Our 48 fellow Amity team members trickled in from the 12 placement sites throughout the day.  We had the evening to spend in Shanghai, so a group of us headed off to the Expo site, to share the evening  with over half a million other people.  It was hot and crowded.  The grounds were quite amazing but line ups were too long to get into most pavilions and those we entered were crowded.  Just being on the grounds was exciting, the different light displays as it grew dark kept us enthralled.  But it was good to get back on the Metro and head to the hotel. 

Sunday the group gathered for breakfast at 7 and then headed to church at Grace Church Shanghai.  There we spent 2 hours in worship that included communion.  We were provided with English translation during the service and enjoyed it very much. 

Back at the hotel  we spent the rest of the day sharing our stories, the good, the amazing and the challenging.   Together we shared our ideas for this program in future years and provided the Amity staff with feedback that will allow them to enhance the program.  After a full day, we headed to bed, many of us preparing to head back home the next day. 

As I write this I am in Ontario, spending a couple of days on the shores of Lake Huron before heading back to Calgary on the weekend. 

I hope to update this blog over the next couple of weeks with reflections on my trip and some ideas of how to be involved in similar opportunities.  Thanks for joining with me on this journey. 

Jan Hazlett from Red Bay Ontario.

Weekend Adventure

It has been a while since my last entry.  Things are fine here, but we have had some extra activities and the internet has been very unreliable.

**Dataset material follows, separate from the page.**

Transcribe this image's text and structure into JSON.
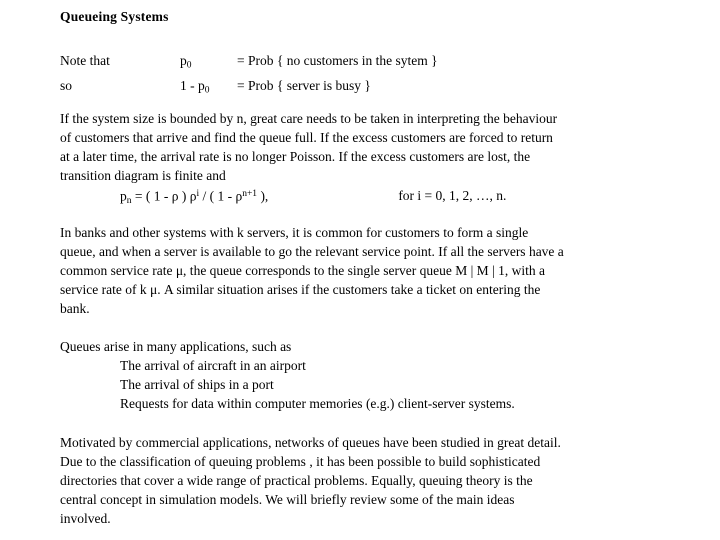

On the weekend our host took us to a scenic area about 30 minutes from Dangtu.  There we climbed a high hill to see a pagoda, were able to overlook the Yangtze River.  Although the mist and perhaps smog were heavy, the high water level was obvious, as water lapped on the sides of buildings and trunks of trees. 

On Sunday we attended the church service.  The text for the day came from Philippians chapter 3.  The large sanctuary was packed.  Afterwards we were again treated like guests of honour.  We have posed for many pictures, and were toured around to rooms that were closed in previous times there.  We came upon women busy making vibrant coloured costume with the aid of treadle sewing machines.  We were told that they had a youth event on Monday and Tuesday.  We also heard children’s choirs practicing for the big event. 

On Monday a representative for the Amity foundation made a site visit.  We spent time with her, talking of our experiences after she visited with students and our classrooms.  We were disappointed that the computer crashed when she was there, so our last class was not what we had hoped.  She helped us to get many of the technology problems resolved, so perhaps it was for the best.  Her comments were insightful and positive 

On Tuesday we made arrangements to attend the youth event at the church during our lunch break.  We were ushered to the choir loft in the front for front row seats.  The music, singing, dance and costumes were amazing.  We found the time uplifting! 

I won’t test the internet connection further right now.  So I will post this before I lose it.  Blessings from Dangtu, Jan Hazlett